__Items from an interface collection__
* * *

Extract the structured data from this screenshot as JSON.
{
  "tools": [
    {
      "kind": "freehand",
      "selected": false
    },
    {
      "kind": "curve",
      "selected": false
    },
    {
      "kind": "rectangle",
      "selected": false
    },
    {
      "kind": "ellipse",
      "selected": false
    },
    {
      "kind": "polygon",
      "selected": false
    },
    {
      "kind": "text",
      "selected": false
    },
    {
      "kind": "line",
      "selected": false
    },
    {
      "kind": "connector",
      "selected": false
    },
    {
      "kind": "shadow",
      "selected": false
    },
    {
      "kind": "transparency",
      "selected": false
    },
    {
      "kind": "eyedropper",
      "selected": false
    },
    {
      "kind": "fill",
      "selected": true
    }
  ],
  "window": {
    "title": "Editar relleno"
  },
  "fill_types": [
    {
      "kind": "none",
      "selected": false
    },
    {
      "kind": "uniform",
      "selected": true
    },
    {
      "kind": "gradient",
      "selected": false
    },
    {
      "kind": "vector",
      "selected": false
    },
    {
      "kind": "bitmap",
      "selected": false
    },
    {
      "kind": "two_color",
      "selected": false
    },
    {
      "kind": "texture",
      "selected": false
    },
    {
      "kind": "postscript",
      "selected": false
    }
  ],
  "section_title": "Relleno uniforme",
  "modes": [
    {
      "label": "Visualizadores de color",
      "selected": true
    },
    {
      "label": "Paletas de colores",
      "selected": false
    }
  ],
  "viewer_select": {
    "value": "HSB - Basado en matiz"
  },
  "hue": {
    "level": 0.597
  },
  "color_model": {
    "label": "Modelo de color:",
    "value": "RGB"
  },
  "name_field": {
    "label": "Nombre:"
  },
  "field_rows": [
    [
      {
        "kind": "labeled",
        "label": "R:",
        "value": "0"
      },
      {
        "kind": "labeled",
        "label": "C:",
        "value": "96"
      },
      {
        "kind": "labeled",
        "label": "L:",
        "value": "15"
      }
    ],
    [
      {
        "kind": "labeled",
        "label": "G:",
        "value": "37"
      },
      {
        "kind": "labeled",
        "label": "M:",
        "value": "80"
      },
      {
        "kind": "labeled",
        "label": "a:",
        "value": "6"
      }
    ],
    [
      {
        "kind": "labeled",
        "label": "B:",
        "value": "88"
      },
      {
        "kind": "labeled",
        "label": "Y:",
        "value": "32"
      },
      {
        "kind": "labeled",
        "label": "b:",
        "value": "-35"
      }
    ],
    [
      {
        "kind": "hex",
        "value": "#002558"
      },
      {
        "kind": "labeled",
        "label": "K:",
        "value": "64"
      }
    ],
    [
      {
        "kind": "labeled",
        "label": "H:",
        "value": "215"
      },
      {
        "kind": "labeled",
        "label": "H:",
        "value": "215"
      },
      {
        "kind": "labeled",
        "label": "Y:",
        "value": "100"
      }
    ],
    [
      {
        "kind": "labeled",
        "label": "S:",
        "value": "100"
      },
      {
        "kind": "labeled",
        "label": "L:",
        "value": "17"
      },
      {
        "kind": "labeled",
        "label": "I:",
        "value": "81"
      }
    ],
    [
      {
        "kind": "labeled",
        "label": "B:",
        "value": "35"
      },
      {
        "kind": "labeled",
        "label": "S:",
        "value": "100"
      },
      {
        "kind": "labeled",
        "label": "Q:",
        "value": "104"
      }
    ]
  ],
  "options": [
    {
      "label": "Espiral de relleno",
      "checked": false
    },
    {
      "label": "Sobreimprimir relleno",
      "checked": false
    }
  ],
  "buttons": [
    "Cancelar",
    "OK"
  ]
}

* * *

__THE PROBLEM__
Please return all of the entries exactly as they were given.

__TASK RESPONSE__
Extract the structured data from this screenshot as JSON.
{
  "tools": [
    {
      "kind": "freehand",
      "selected": false
    },
    {
      "kind": "curve",
      "selected": false
    },
    {
      "kind": "rectangle",
      "selected": false
    },
    {
      "kind": "ellipse",
      "selected": false
    },
    {
      "kind": "polygon",
      "selected": false
    },
    {
      "kind": "text",
      "selected": false
    },
    {
      "kind": "line",
      "selected": false
    },
    {
      "kind": "connector",
      "selected": false
    },
    {
      "kind": "shadow",
      "selected": false
    },
    {
      "kind": "transparency",
      "selected": false
    },
    {
      "kind": "eyedropper",
      "selected": false
    },
    {
      "kind": "fill",
      "selected": true
    }
  ],
  "window": {
    "title": "Editar relleno"
  },
  "fill_types": [
    {
      "kind": "none",
      "selected": false
    },
    {
      "kind": "uniform",
      "selected": true
    },
    {
      "kind": "gradient",
      "selected": false
    },
    {
      "kind": "vector",
      "selected": false
    },
    {
      "kind": "bitmap",
      "selected": false
    },
    {
      "kind": "two_color",
      "selected": false
    },
    {
      "kind": "texture",
      "selected": false
    },
    {
      "kind": "postscript",
      "selected": false
    }
  ],
  "section_title": "Relleno uniforme",
  "modes": [
    {
      "label": "Visualizadores de color",
      "selected": true
    },
    {
      "label": "Paletas de colores",
      "selected": false
    }
  ],
  "viewer_select": {
    "value": "HSB - Basado en matiz"
  },
  "hue": {
    "level": 0.597
  },
  "color_model": {
    "label": "Modelo de color:",
    "value": "RGB"
  },
  "name_field": {
    "label": "Nombre:"
  },
  "field_rows": [
    [
      {
        "kind": "labeled",
        "label": "R:",
        "value": "0"
      },
      {
        "kind": "labeled",
        "label": "C:",
        "value": "96"
      },
      {
        "kind": "labeled",
        "label": "L:",
        "value": "15"
      }
    ],
    [
      {
        "kind": "labeled",
        "label": "G:",
        "value": "37"
      },
      {
        "kind": "labeled",
        "label": "M:",
        "value": "80"
      },
      {
        "kind": "labeled",
        "label": "a:",
        "value": "6"
      }
    ],
    [
      {
        "kind": "labeled",
        "label": "B:",
        "value": "88"
      },
      {
        "kind": "labeled",
        "label": "Y:",
        "value": "32"
      },
      {
        "kind": "labeled",
        "label": "b:",
        "value": "-35"
      }
    ],
    [
      {
        "kind": "hex",
        "value": "#002558"
      },
      {
        "kind": "labeled",
        "label": "K:",
        "value": "64"
      }
    ],
    [
      {
        "kind": "labeled",
        "label": "H:",
        "value": "215"
      },
      {
        "kind": "labeled",
        "label": "H:",
        "value": "215"
      },
      {
        "kind": "labeled",
        "label": "Y:",
        "value": "100"
      }
    ],
    [
      {
        "kind": "labeled",
        "label": "S:",
        "value": "100"
      },
      {
        "kind": "labeled",
        "label": "L:",
        "value": "17"
      },
      {
        "kind": "labeled",
        "label": "I:",
        "value": "81"
      }
    ],
    [
      {
        "kind": "labeled",
        "label": "B:",
        "value": "35"
      },
      {
        "kind": "labeled",
        "label": "S:",
        "value": "100"
      },
      {
        "kind": "labeled",
        "label": "Q:",
        "value": "104"
      }
    ]
  ],
  "options": [
    {
      "label": "Espiral de relleno",
      "checked": false
    },
    {
      "label": "Sobreimprimir relleno",
      "checked": false
    }
  ],
  "buttons": [
    "Cancelar",
    "OK"
  ]
}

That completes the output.